        At this point, Gresham's law kicked in as it became perfectly respectable for appellate justices to sign off on unnecessarily long unpublished opinions or to determine a result with a staff attorney's unpublished opinion written with language out of the pattern of the law but required by the posterior-backward approach.
        No respectable voice in the California judiciary or the bar has openly criticized the use of rambling unpublished opinions or the posterior-backward approach to appellate judging.
        By no means do I suggest that this is the norm of California appellate judging. But scarce appellate time pressures the justices to accept staff drafts as written, rather than to edit them closely to the minimum necessary to decide the appeal. Some - I believe few - justices are so firmly predisposed to the result in some classes of cases that the result is predetermined, with the result driving the reasoning in the opinion. Some more, but few, justices, with a strong sense of fairness, sense stringent application of the judicial craft as an impediment to their vision of justice.

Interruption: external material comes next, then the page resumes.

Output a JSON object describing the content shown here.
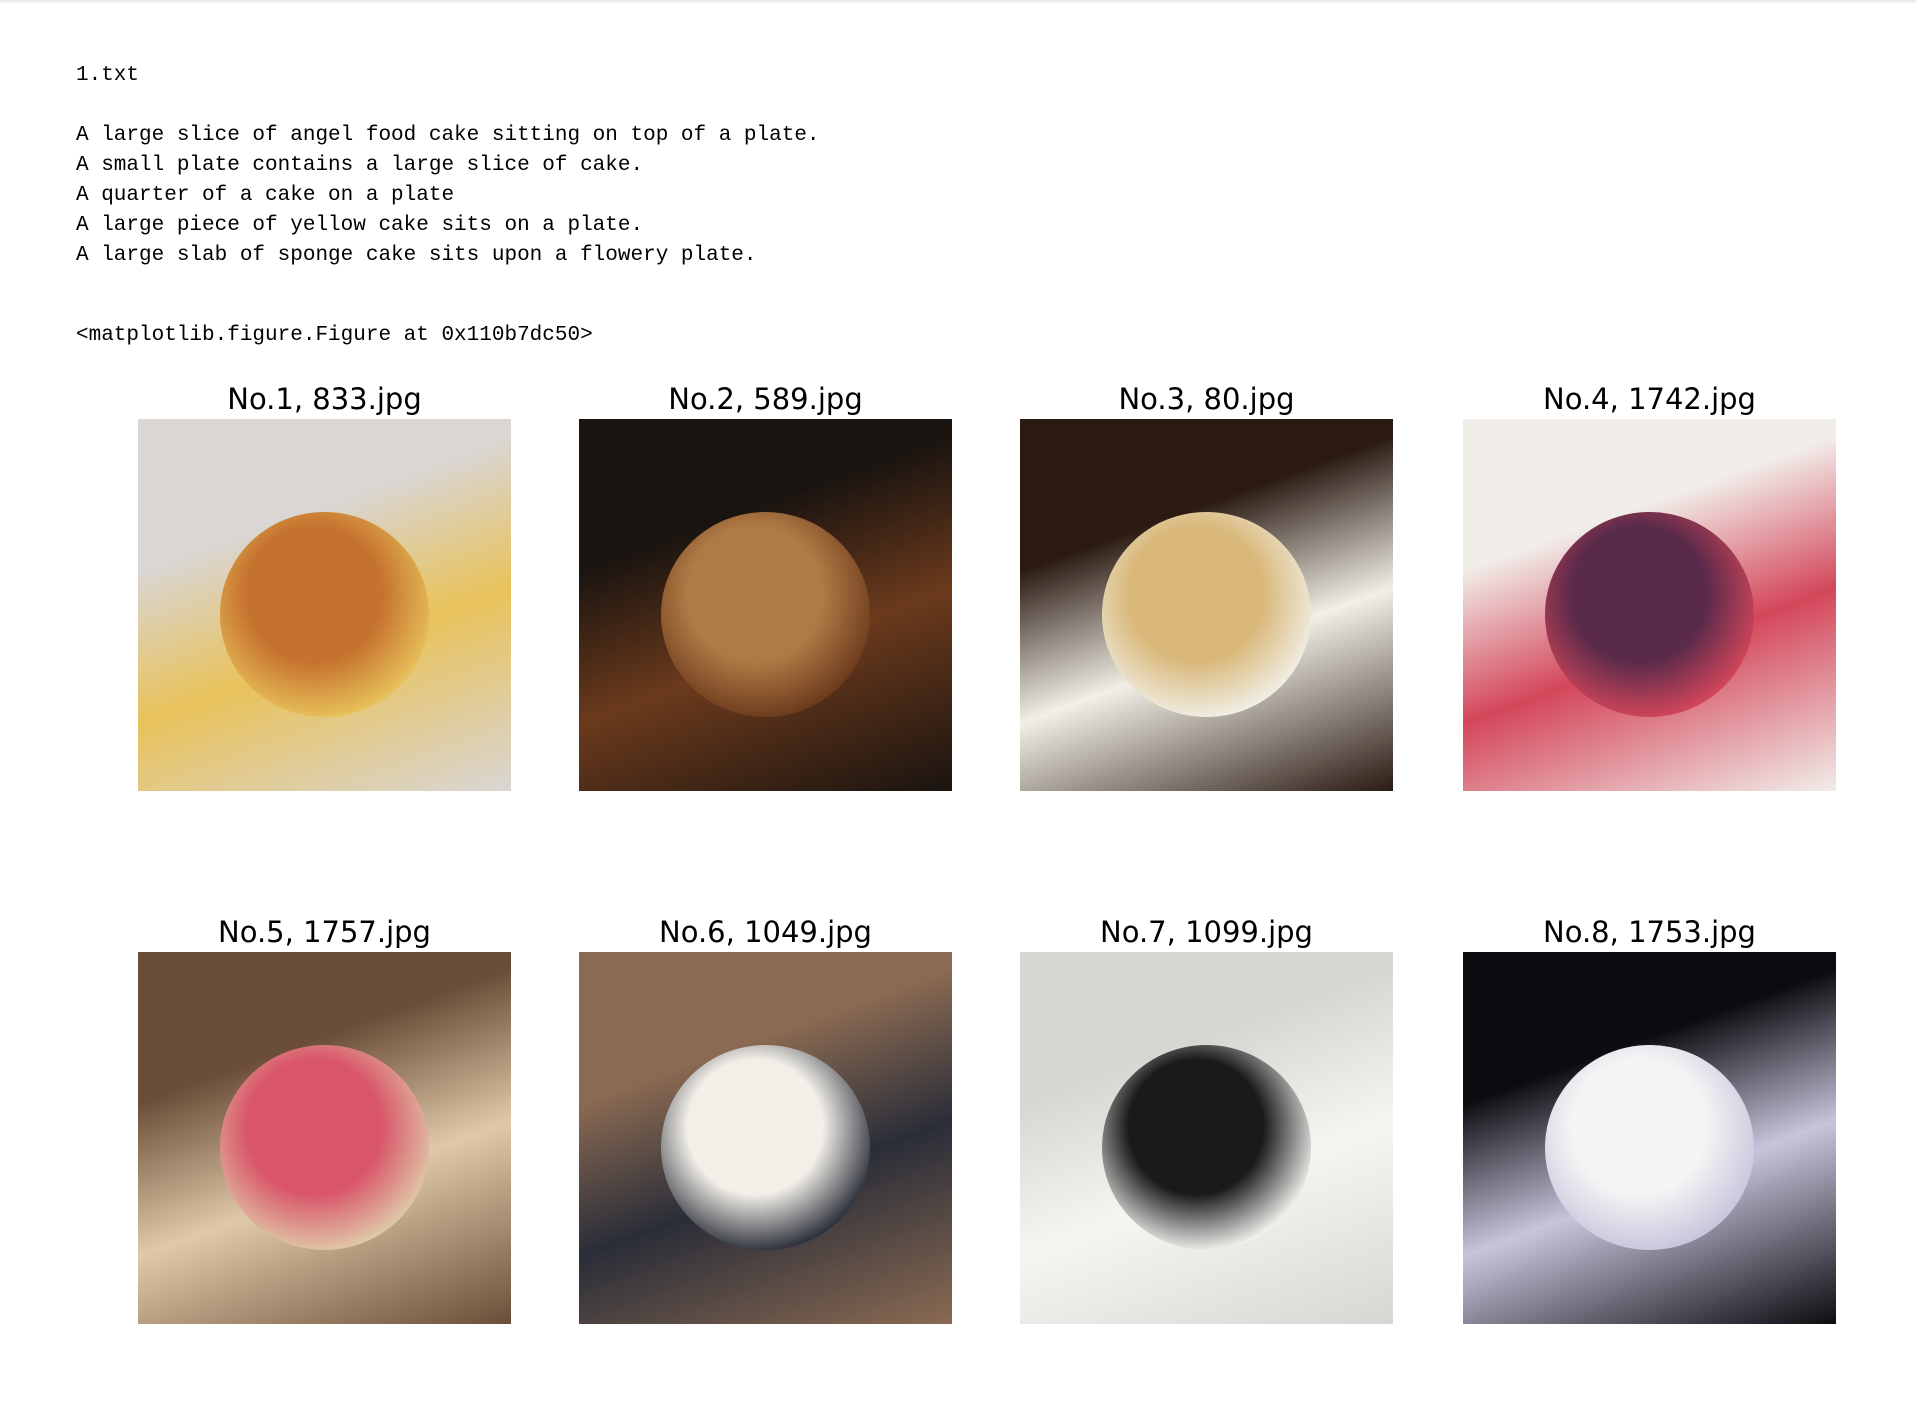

        Overloaded by the pressure of caseload, even the most conscientious and able justices are sometimes unable to give the detail of opinions the full critical attention they deserve. In these cases, nonpublication is attractive. In the first two instances the justice is aware of both the lesser attention to detail by the two other members of the appellate panel given to unpublished opinions and a reluctance of the Supreme Court to grant hearing in them. In the third instance, the conscientious justice is aware that undue time pressure may have resulted in erroneous or ambiguous language that should not be in the books, but the justice is required by the pressure to accept that risk and mitigate it by not publishing.

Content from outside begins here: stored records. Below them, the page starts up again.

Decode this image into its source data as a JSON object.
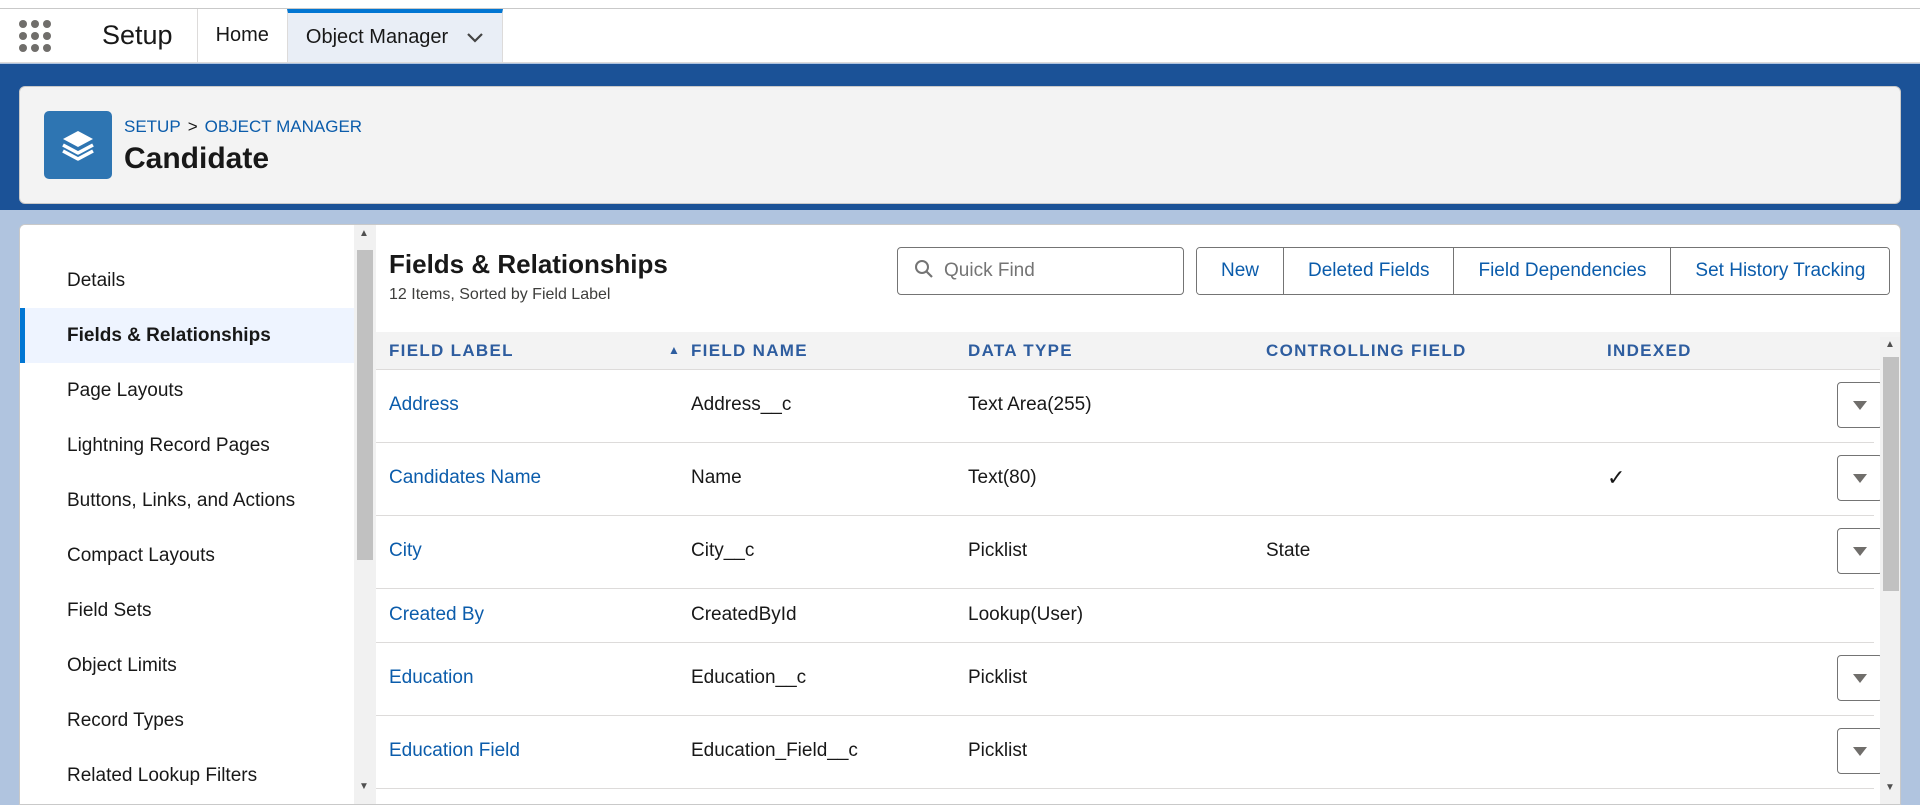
{
  "topnav": {
    "app_launcher_icon": "app-launcher-grid-icon",
    "app_name": "Setup",
    "tabs": [
      {
        "label": "Home"
      },
      {
        "label": "Object Manager",
        "active": true,
        "icon": "chevron-down-icon"
      }
    ]
  },
  "header": {
    "icon": "layers-icon",
    "breadcrumb": [
      "SETUP",
      ">",
      "OBJECT MANAGER"
    ],
    "title": "Candidate"
  },
  "sidebar": {
    "items": [
      {
        "label": "Details"
      },
      {
        "label": "Fields & Relationships",
        "active": true
      },
      {
        "label": "Page Layouts"
      },
      {
        "label": "Lightning Record Pages"
      },
      {
        "label": "Buttons, Links, and Actions"
      },
      {
        "label": "Compact Layouts"
      },
      {
        "label": "Field Sets"
      },
      {
        "label": "Object Limits"
      },
      {
        "label": "Record Types"
      },
      {
        "label": "Related Lookup Filters"
      }
    ]
  },
  "list": {
    "title": "Fields & Relationships",
    "subtitle": "12 Items, Sorted by Field Label",
    "quickfind_placeholder": "Quick Find",
    "buttons": [
      "New",
      "Deleted Fields",
      "Field Dependencies",
      "Set History Tracking"
    ],
    "columns": [
      "FIELD LABEL",
      "FIELD NAME",
      "DATA TYPE",
      "CONTROLLING FIELD",
      "INDEXED"
    ],
    "sort_indicator": "▲",
    "rows": [
      {
        "label": "Address",
        "name": "Address__c",
        "type": "Text Area(255)",
        "controlling": "",
        "indexed": "",
        "has_action": true
      },
      {
        "label": "Candidates Name",
        "name": "Name",
        "type": "Text(80)",
        "controlling": "",
        "indexed": "✓",
        "has_action": true
      },
      {
        "label": "City",
        "name": "City__c",
        "type": "Picklist",
        "controlling": "State",
        "indexed": "",
        "has_action": true
      },
      {
        "label": "Created By",
        "name": "CreatedById",
        "type": "Lookup(User)",
        "controlling": "",
        "indexed": "",
        "has_action": false
      },
      {
        "label": "Education",
        "name": "Education__c",
        "type": "Picklist",
        "controlling": "",
        "indexed": "",
        "has_action": true
      },
      {
        "label": "Education Field",
        "name": "Education_Field__c",
        "type": "Picklist",
        "controlling": "",
        "indexed": "",
        "has_action": true
      }
    ]
  },
  "colors": {
    "brand_blue": "#1b5297",
    "link": "#0b5cab",
    "active_tab_border": "#0176d3",
    "header_text": "#2e5d9f"
  }
}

        In the end, there are very good reasons for the rule precluding citation of unpublished opinions. But there are equally good reasons to question the manner in which it is being administered by the state's appellate courts. The remedy is twofold. It lies first in the devotion of our justices to judicial craft and sufficient confidence in their judicial reasoning to feel comfortable with their opinions seeing the light of day where necessary to the pattern of the law.

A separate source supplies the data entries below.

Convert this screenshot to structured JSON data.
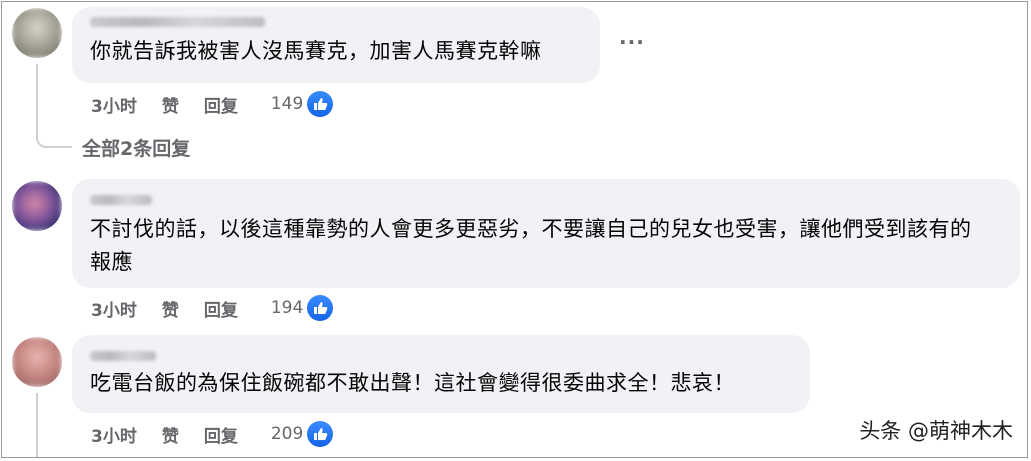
{
  "comments": [
    {
      "text": "你就告訴我被害人沒馬賽克，加害人馬賽克幹嘛",
      "time": "3小时",
      "like_label": "赞",
      "reply_label": "回复",
      "reaction_count": "149"
    },
    {
      "text": "不討伐的話，以後這種靠勢的人會更多更惡劣，不要讓自己的兒女也受害，讓他們受到該有的報應",
      "time": "3小时",
      "like_label": "赞",
      "reply_label": "回复",
      "reaction_count": "194"
    },
    {
      "text": "吃電台飯的為保住飯碗都不敢出聲！這社會變得很委曲求全！悲哀！",
      "time": "3小时",
      "like_label": "赞",
      "reply_label": "回复",
      "reaction_count": "209"
    }
  ],
  "view_replies": "全部2条回复",
  "more_menu": "···",
  "watermark": "头条 @萌神木木",
  "colors": {
    "bubble": "#f0f2f5",
    "action_text": "#65676b",
    "like_badge": "#1877f2"
  },
  "icons": [
    "thumbs-up-icon",
    "more-dots-icon",
    "avatar"
  ]
}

        It lies second, and more significantly, in recognition of the purpose of the unpublished opinion. Unlike the published opinion, which both adds to the pattern of the law and informs the parties and counsel of the reason for the result, the opinion that is not published serves only the latter function. Witkin. Unpublished opinions should be no longer or more detailed than necessary to accomplish their purpose.
        No detailed exposition of the facts is required; a brief summary is sufficient. Points of law are best addressed in an opinion that is not to be published by a citation or two with no more than a very brief description of the content of the cited authority. Witkin. If necessary to fully inform the justices, staff-attorney product in a case that is not destined for publication can be accompanied by a more extensive internal memorandum to the justices.
        In the end, an optimum regime of appellate opinions, some of which are designed both to decide the appeal and to add to the pattern of the law while the bulk of which serve only the former function and are not to be published or later cited, is best achieved by the internal process of the appellate courts. The process itself is optimized by a system that produces unpublished opinions which appellate counsel will have no reason later to cite rather than by a no-citation rule alone.
        Robert S. Thompson, retired Court of Appeal justice and Legion Lex Professor Emeritus at USC Law School, is a member of the committee appointed by Chief Justice Donald Wright to examine the administration of the nonpublication/no-citation rule in the rule's early stages. He is co-author with John B. Oakley of "Law Clerks and the Judicial Process."